In this issue:
If ever a woman lived by her own rules for her own purposes, Phyllis Bottome, The Constant Liberal, was one. There is a dichotomy evident in her equal determination to do something about injustice and inequity wherever she saw it. Imagine a family that would today be called dysfunctional mostly because of the self-absorbed and seemingly callous mother who vastly preferred her sister, and a father who was the stereotypical (to American sensibilities), distant pater familias of the English middle class, as the breeding ground for an extraordinarily independent mind.
THE CONSTANT LIBERAL: The Life and Work of Phyllis Bottome
By Pam Hirsch
Published by Quartet Books Ltd., hardcover, 458 pp; ©© 2010
Reviewed by Joan L. Cannon
It's hard to believe after reading this detailed, sympathetic story that its subject seems to be hardly known today. She was famous and highly esteemed, especially in the United States, as a novelist before her success reached England.
The Constant Liberal is worth reading on several levels. Phyllis Bottome was born in 1882 and died in 1963. The period between two World Wars and after WWII was an era of enormous cultural upheaval, and Phyllis Bottome was in the thick of it all. She was ahead of her time as a woman whose activities were meant to be constrained by her class, and a person of enormous determination and dedication to what and whom she valued.
Imagine a family that would today be called dysfunctional mostly because of the self-absorbed and seemingly callous mother who vastly preferred her sister, and a father who was the stereotypical (to American sensibilities), distant pater familias of the English middle class, as the breeding ground for an extraordinarily independent mind. Add to the non-nurturing surroundings a protracted battle with tuberculosis and the nearly medieval accepted treatments of the early 20th Century, and no one could read this narrative without developing admiration for its subject.
Phyllis was early aware of the fracture in her family represented by her paternal grandmother in America.
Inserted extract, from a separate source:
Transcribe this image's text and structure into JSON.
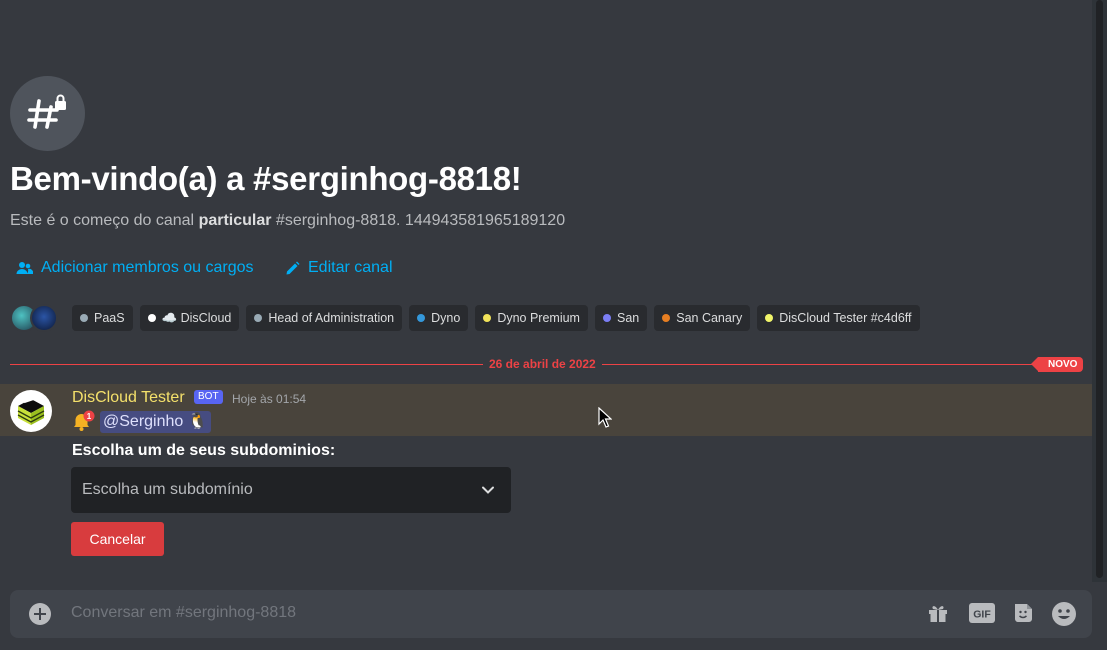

Margaret Macdonald Bottome was the wife of a liberal-minded Methodist pastor with a "noble commitment to community." Biographer Hirsch quotes an acquaintance who said she left her mark wherever she went. Her granddaughter clearly followed in her footsteps, partly thanks to several early years living in New York, where she got to know her grandmother.
Hirsch has made extensive use of primary sources, which lends unquestionable authenticity to the entire project. It is part of the fascination of biography to reveal believable emotional and psychological insights for the reader. In Phyllis Bottom's case, it’s interesting to witness her ability to cause friction and even embarrassment among her relatives and peers alike. If ever a woman lived by her own rules for her own purposes, Phyllis was one. There is a dichotomy evident in her equal determination to do something about injustice and inequity wherever she saw it.
Early on she was a champion of the lower orders of the rigidly class-dependent society into which she had been born, even for a time calling herself a Communist. Her intelligence made it impossible for her to ignore the threats inherent in that line of thought. The liberalism however remained, while her analytical capacities enlarged.
If she had not been a prolific and skillful writer, she would have had too little income to live decently. In her youth and later, ladies did not earn money without sacrificing social status. Phyllis wrote and never stopped, especially novels. Over fifty titles and a protest pamphlet called "J'accuse" are named in the useful time line at the end of the book. It is ironic that her novels sold better and were better known in America than in England until well after World War I. Her best-known work The Mortal Storm was made into a memorable film starring James Stewart, followed by two more movies made from her novels. [The Mortal Storm was being shown on American television in mid-August of 2010.] Collections of short stories were published as well.
She met the two people who were closest to her in St. Moritz, where accommodations supposed to provide hope for a cure for "the white death" were available for a range of prices. There, in pretty uncomfortable circumstances, she met a friend she called Lislie, with whom she could actually converse about subjects she found compelling and whose sympathetic responses endeared her. At the time, Phyllis was twenty-one. Remember that at the time nearly all victims of tuberculosis died within fifteen years of the diagnosis, and Phyllis had been ill for several years before this. The friendship lasted until Lislie's death.
By that time Phyllis had already seen her first (albeit adolescent) love fall before the greater beauty of her sister. Young and already embittered, she distrusted herself as an object of admiration to any man, especially after a fruitless relationship with a young curate a few years later. She was about to experience a dramatic change, however, when in her second year at St. Moritz, she met Ernan Forbes Dennis. Fortunately for them, their doctors had ordered long walks, and that was how they met.